remains found in the course of archaeological 'digs' are a help but tend
to be biased to animal products because, in most conditions, bone is far
better preserved than highly biodegradable vegetable matter, if we
excavated a Kalahari bush camp, abandoned for the sake of argument for 50
years (a tiny span of time in archaeological terms), we would find bones
from the occasionally eaten gazelle but would miss almost entirely the
staple gongo nuts or the 50 other plants exploited from the desert as
Tools used for food preparations may help as well, but
flint 'tool' to take one example, have tended to be misinterpreted by meat
eating archaeologists. Palaeolithic (old stone age) axes originally
thought to be butchering tools would have been just as servicable for
digging up root vegetables. In a paper under the title 'Mesolithic Europe
- the economic basis', Clark shows how middle stone age people in Britain
could have exploited nuts, fungi and a rich variety of plant foods from a
landscape which has since become so degraded by human damage, that we have
overlooked this vegetarian possibility almost entirely. He goes on to show
that flints previously interpreted as tips of hunting arrows, may have
components of composite vegetable grating boards!
Since the arrival of farming, the written word and 'civilisation'
in general some 7,000 years ago, archaeologists have been able to discuss
the diet of our more recent ancestors with more certainty than that of
earlier stone age peoples.

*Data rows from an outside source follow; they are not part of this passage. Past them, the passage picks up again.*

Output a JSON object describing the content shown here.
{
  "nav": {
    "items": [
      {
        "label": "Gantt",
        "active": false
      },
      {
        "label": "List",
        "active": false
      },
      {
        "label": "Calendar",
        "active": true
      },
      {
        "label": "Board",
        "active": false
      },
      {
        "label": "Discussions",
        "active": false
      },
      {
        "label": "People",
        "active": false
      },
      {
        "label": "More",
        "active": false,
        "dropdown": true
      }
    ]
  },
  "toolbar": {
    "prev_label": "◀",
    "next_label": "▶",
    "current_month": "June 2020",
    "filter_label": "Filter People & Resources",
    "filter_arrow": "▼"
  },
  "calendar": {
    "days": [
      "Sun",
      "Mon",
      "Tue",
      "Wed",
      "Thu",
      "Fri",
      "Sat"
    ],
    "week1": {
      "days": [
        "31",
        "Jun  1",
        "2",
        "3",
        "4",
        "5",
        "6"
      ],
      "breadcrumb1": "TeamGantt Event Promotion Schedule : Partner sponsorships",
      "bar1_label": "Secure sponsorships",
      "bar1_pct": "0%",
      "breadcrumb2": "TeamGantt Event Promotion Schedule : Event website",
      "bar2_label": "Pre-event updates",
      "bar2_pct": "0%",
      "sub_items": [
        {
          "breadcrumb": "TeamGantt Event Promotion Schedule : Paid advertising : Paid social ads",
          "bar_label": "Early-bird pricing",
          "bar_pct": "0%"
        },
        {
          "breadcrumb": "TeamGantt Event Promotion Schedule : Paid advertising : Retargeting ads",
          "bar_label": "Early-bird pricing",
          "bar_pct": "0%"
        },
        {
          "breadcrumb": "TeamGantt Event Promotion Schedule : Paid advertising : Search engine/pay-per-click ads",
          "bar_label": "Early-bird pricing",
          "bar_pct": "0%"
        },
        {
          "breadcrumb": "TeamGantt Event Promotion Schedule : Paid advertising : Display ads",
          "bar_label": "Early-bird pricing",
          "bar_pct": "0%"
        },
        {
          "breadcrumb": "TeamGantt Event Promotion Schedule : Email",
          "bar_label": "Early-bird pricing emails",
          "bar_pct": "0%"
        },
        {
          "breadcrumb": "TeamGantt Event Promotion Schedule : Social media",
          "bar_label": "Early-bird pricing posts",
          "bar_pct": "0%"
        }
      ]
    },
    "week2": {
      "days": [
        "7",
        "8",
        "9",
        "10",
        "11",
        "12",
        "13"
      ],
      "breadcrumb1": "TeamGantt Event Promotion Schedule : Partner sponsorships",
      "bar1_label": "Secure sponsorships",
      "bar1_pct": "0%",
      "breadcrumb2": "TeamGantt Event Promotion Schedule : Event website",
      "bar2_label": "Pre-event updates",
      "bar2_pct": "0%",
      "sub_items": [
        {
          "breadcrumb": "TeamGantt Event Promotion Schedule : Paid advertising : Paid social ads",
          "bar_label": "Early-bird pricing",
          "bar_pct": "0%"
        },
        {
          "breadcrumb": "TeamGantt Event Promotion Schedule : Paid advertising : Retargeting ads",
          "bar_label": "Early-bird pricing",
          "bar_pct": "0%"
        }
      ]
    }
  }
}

The Aztecs and Incas combined maize, beans and
squash, so that the different amino acids in the maize and beans could be
complemented by the carbohydrate content of the squash. Classical India
was vegetarian, as was Japan up until a generation or two ago. The staple
of Egyptian workers building the Pyramids was boiled onions. Pythagoras
was a vegetarian, although he had a weird distaste for beans. Even the
Roman army marched on its vegetarian stomach. It is clear that 90% of
humanity have subsisted on a 90% vegetarian diet. Modern carnivorous men
and women are the exception not the rule.